All of the records should be given back exactly and in full.

- **EXTRACTED INFORMATION**:
+--

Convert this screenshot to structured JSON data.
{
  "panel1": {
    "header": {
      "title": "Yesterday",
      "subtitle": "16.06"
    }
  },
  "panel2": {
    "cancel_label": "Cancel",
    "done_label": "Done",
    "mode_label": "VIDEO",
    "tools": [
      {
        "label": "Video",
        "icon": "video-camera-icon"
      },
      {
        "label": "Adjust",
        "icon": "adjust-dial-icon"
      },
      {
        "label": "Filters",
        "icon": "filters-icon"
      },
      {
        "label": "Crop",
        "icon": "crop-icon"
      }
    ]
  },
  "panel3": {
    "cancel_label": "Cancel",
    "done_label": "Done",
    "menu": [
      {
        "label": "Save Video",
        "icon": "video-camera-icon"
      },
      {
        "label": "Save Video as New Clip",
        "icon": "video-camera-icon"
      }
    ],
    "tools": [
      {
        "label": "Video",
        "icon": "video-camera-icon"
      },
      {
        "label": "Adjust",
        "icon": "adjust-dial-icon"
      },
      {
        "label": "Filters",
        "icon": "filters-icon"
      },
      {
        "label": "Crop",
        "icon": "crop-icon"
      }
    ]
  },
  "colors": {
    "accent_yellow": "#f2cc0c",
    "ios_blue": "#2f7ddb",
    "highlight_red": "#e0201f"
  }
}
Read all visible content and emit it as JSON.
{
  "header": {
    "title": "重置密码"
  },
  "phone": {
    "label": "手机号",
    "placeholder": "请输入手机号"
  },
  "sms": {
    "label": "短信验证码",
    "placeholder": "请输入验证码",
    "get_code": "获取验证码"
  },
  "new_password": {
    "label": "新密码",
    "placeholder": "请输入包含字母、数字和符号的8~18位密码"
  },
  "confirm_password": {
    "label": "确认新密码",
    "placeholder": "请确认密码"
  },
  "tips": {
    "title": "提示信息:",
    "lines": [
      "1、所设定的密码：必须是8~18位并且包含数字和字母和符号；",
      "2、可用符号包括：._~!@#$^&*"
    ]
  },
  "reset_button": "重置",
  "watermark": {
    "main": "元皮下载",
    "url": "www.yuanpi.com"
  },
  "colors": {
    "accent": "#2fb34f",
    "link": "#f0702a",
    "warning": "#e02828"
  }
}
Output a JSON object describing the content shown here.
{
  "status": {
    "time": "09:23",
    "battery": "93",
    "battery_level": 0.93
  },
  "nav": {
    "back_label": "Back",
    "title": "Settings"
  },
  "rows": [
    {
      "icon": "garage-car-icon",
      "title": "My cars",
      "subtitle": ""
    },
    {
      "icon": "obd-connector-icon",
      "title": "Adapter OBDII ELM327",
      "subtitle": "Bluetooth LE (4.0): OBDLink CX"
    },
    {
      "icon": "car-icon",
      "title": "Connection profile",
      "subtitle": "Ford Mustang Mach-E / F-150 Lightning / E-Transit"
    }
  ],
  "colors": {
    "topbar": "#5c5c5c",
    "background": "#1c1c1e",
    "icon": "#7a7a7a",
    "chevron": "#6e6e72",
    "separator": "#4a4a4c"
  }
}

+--

- **FINISHED TASK**:
Convert this screenshot to structured JSON data.
{
  "panel1": {
    "header": {
      "title": "Yesterday",
      "subtitle": "16.06"
    }
  },
  "panel2": {
    "cancel_label": "Cancel",
    "done_label": "Done",
    "mode_label": "VIDEO",
    "tools": [
      {
        "label": "Video",
        "icon": "video-camera-icon"
      },
      {
        "label": "Adjust",
        "icon": "adjust-dial-icon"
      },
      {
        "label": "Filters",
        "icon": "filters-icon"
      },
      {
        "label": "Crop",
        "icon": "crop-icon"
      }
    ]
  },
  "panel3": {
    "cancel_label": "Cancel",
    "done_label": "Done",
    "menu": [
      {
        "label": "Save Video",
        "icon": "video-camera-icon"
      },
      {
        "label": "Save Video as New Clip",
        "icon": "video-camera-icon"
      }
    ],
    "tools": [
      {
        "label": "Video",
        "icon": "video-camera-icon"
      },
      {
        "label": "Adjust",
        "icon": "adjust-dial-icon"
      },
      {
        "label": "Filters",
        "icon": "filters-icon"
      },
      {
        "label": "Crop",
        "icon": "crop-icon"
      }
    ]
  },
  "colors": {
    "accent_yellow": "#f2cc0c",
    "ios_blue": "#2f7ddb",
    "highlight_red": "#e0201f"
  }
}
Read all visible content and emit it as JSON.
{
  "header": {
    "title": "重置密码"
  },
  "phone": {
    "label": "手机号",
    "placeholder": "请输入手机号"
  },
  "sms": {
    "label": "短信验证码",
    "placeholder": "请输入验证码",
    "get_code": "获取验证码"
  },
  "new_password": {
    "label": "新密码",
    "placeholder": "请输入包含字母、数字和符号的8~18位密码"
  },
  "confirm_password": {
    "label": "确认新密码",
    "placeholder": "请确认密码"
  },
  "tips": {
    "title": "提示信息:",
    "lines": [
      "1、所设定的密码：必须是8~18位并且包含数字和字母和符号；",
      "2、可用符号包括：._~!@#$^&*"
    ]
  },
  "reset_button": "重置",
  "watermark": {
    "main": "元皮下载",
    "url": "www.yuanpi.com"
  },
  "colors": {
    "accent": "#2fb34f",
    "link": "#f0702a",
    "warning": "#e02828"
  }
}
Output a JSON object describing the content shown here.
{
  "status": {
    "time": "09:23",
    "battery": "93",
    "battery_level": 0.93
  },
  "nav": {
    "back_label": "Back",
    "title": "Settings"
  },
  "rows": [
    {
      "icon": "garage-car-icon",
      "title": "My cars",
      "subtitle": ""
    },
    {
      "icon": "obd-connector-icon",
      "title": "Adapter OBDII ELM327",
      "subtitle": "Bluetooth LE (4.0): OBDLink CX"
    },
    {
      "icon": "car-icon",
      "title": "Connection profile",
      "subtitle": "Ford Mustang Mach-E / F-150 Lightning / E-Transit"
    }
  ],
  "colors": {
    "topbar": "#5c5c5c",
    "background": "#1c1c1e",
    "icon": "#7a7a7a",
    "chevron": "#6e6e72",
    "separator": "#4a4a4c"
  }
}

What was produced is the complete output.